    I enjoy reading your write-ups and can cenrlitay relate to a few of your stories as well The Tour van Vlaanderen and Paris -Roubaix I grew up with, being from the Flanders myself. All that stuff was and still is in our blood and our way of life. Cyclocross or veldrijden’ is very popular over the winter months in Belgium and definitely isn’t for the faint-hearted. (Pardon the pun) I know that to this day there are still quite a few hard core cyclists out there, even in their late 70 s, riding hard out in groups every day of the year. And lets not forget their regular pit stops at the local village cafes for re-fuelling off course Unfortunately, immigrating to NZ in the mid 90 s changed all that for me. New Zealanders aren’t really used to cyclists so when I was struck from behind on the Wellington motorway (after many close encounters with motor vehicles) that changed everything for me. Breaking and dislocating my spine left me paralysed and with a long recovery ahead I slowly managed to walk again. 15 years down the track I still can’t cycle but can now at least ride a bike of a different sort with a big motor attached to it. I’d say keep going Ken as you would have discovered by now that us creatures are very adaptable. Enjoy whatever ride you’re on

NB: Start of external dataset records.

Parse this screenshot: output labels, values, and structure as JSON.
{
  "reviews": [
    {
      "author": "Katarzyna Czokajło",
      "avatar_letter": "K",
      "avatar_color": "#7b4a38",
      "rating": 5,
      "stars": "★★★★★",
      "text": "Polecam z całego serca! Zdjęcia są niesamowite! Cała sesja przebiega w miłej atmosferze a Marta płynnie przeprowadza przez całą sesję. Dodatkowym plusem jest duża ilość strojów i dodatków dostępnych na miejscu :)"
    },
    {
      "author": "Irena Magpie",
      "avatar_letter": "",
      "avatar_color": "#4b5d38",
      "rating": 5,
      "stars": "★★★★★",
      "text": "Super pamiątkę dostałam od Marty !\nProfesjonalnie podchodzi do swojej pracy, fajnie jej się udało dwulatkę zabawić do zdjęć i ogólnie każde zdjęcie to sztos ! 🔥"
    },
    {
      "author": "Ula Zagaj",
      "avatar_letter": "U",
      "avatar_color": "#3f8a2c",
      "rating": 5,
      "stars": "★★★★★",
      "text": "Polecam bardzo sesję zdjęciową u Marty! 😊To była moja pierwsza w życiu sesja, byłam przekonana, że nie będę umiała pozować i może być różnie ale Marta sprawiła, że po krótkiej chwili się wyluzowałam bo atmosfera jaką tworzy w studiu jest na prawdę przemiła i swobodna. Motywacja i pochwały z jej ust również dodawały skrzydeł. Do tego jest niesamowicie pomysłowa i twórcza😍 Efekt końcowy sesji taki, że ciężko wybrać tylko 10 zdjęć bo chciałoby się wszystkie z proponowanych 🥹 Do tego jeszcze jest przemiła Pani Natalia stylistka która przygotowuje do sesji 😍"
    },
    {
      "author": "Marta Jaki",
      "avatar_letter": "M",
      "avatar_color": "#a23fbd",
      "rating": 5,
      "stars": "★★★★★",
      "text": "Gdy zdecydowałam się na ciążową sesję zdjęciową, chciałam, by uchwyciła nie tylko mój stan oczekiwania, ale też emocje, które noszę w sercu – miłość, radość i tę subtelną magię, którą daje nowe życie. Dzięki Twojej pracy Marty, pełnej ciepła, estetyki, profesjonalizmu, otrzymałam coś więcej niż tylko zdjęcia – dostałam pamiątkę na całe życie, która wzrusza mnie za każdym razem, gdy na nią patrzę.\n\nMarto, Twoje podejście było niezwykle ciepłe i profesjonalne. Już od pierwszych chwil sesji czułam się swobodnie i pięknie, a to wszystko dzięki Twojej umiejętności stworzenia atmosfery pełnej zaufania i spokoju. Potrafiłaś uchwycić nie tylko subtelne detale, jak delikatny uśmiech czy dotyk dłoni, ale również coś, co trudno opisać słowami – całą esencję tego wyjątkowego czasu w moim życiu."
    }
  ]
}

  • Kevin Attridge

    This race gets better every season. Again it didn’t disappoint and nor does Ed’s report.